#### Instructions to follow:
Write the data out again, exactly as given.

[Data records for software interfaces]
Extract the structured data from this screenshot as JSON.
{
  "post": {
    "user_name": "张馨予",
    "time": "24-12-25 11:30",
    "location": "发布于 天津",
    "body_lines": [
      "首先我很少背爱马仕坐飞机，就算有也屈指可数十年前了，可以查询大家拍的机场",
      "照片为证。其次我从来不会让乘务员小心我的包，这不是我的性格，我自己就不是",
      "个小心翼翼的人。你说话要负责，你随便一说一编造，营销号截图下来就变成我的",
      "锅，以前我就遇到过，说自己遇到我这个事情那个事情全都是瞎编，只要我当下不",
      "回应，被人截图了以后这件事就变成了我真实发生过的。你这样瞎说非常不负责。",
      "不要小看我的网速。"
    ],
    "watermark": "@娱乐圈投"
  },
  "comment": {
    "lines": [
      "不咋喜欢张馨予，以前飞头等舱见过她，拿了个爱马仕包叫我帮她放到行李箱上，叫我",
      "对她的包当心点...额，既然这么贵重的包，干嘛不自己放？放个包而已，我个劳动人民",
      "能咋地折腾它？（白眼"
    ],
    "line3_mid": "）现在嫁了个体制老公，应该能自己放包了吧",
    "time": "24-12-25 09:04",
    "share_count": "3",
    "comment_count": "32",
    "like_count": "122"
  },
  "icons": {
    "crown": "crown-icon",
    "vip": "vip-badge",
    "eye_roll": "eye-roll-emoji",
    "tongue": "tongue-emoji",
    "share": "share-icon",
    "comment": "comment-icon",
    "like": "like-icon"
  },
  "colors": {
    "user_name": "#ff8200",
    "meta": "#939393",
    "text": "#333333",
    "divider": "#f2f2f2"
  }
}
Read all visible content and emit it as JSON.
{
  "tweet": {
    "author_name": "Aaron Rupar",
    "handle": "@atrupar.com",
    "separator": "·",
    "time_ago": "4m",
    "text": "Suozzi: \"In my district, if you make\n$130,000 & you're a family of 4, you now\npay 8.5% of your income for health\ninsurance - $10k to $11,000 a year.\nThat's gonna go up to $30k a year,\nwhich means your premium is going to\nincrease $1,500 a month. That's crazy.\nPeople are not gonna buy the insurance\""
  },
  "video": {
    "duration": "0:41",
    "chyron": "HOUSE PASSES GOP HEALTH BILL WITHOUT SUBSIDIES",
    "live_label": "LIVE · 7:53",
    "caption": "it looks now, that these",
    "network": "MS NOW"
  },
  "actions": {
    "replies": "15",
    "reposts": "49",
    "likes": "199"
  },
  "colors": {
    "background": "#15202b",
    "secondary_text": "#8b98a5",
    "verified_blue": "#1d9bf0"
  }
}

#### Answer to the problem:
Extract the structured data from this screenshot as JSON.
{
  "post": {
    "user_name": "张馨予",
    "time": "24-12-25 11:30",
    "location": "发布于 天津",
    "body_lines": [
      "首先我很少背爱马仕坐飞机，就算有也屈指可数十年前了，可以查询大家拍的机场",
      "照片为证。其次我从来不会让乘务员小心我的包，这不是我的性格，我自己就不是",
      "个小心翼翼的人。你说话要负责，你随便一说一编造，营销号截图下来就变成我的",
      "锅，以前我就遇到过，说自己遇到我这个事情那个事情全都是瞎编，只要我当下不",
      "回应，被人截图了以后这件事就变成了我真实发生过的。你这样瞎说非常不负责。",
      "不要小看我的网速。"
    ],
    "watermark": "@娱乐圈投"
  },
  "comment": {
    "lines": [
      "不咋喜欢张馨予，以前飞头等舱见过她，拿了个爱马仕包叫我帮她放到行李箱上，叫我",
      "对她的包当心点...额，既然这么贵重的包，干嘛不自己放？放个包而已，我个劳动人民",
      "能咋地折腾它？（白眼"
    ],
    "line3_mid": "）现在嫁了个体制老公，应该能自己放包了吧",
    "time": "24-12-25 09:04",
    "share_count": "3",
    "comment_count": "32",
    "like_count": "122"
  },
  "icons": {
    "crown": "crown-icon",
    "vip": "vip-badge",
    "eye_roll": "eye-roll-emoji",
    "tongue": "tongue-emoji",
    "share": "share-icon",
    "comment": "comment-icon",
    "like": "like-icon"
  },
  "colors": {
    "user_name": "#ff8200",
    "meta": "#939393",
    "text": "#333333",
    "divider": "#f2f2f2"
  }
}
Read all visible content and emit it as JSON.
{
  "tweet": {
    "author_name": "Aaron Rupar",
    "handle": "@atrupar.com",
    "separator": "·",
    "time_ago": "4m",
    "text": "Suozzi: \"In my district, if you make\n$130,000 & you're a family of 4, you now\npay 8.5% of your income for health\ninsurance - $10k to $11,000 a year.\nThat's gonna go up to $30k a year,\nwhich means your premium is going to\nincrease $1,500 a month. That's crazy.\nPeople are not gonna buy the insurance\""
  },
  "video": {
    "duration": "0:41",
    "chyron": "HOUSE PASSES GOP HEALTH BILL WITHOUT SUBSIDIES",
    "live_label": "LIVE · 7:53",
    "caption": "it looks now, that these",
    "network": "MS NOW"
  },
  "actions": {
    "replies": "15",
    "reposts": "49",
    "likes": "199"
  },
  "colors": {
    "background": "#15202b",
    "secondary_text": "#8b98a5",
    "verified_blue": "#1d9bf0"
  }
}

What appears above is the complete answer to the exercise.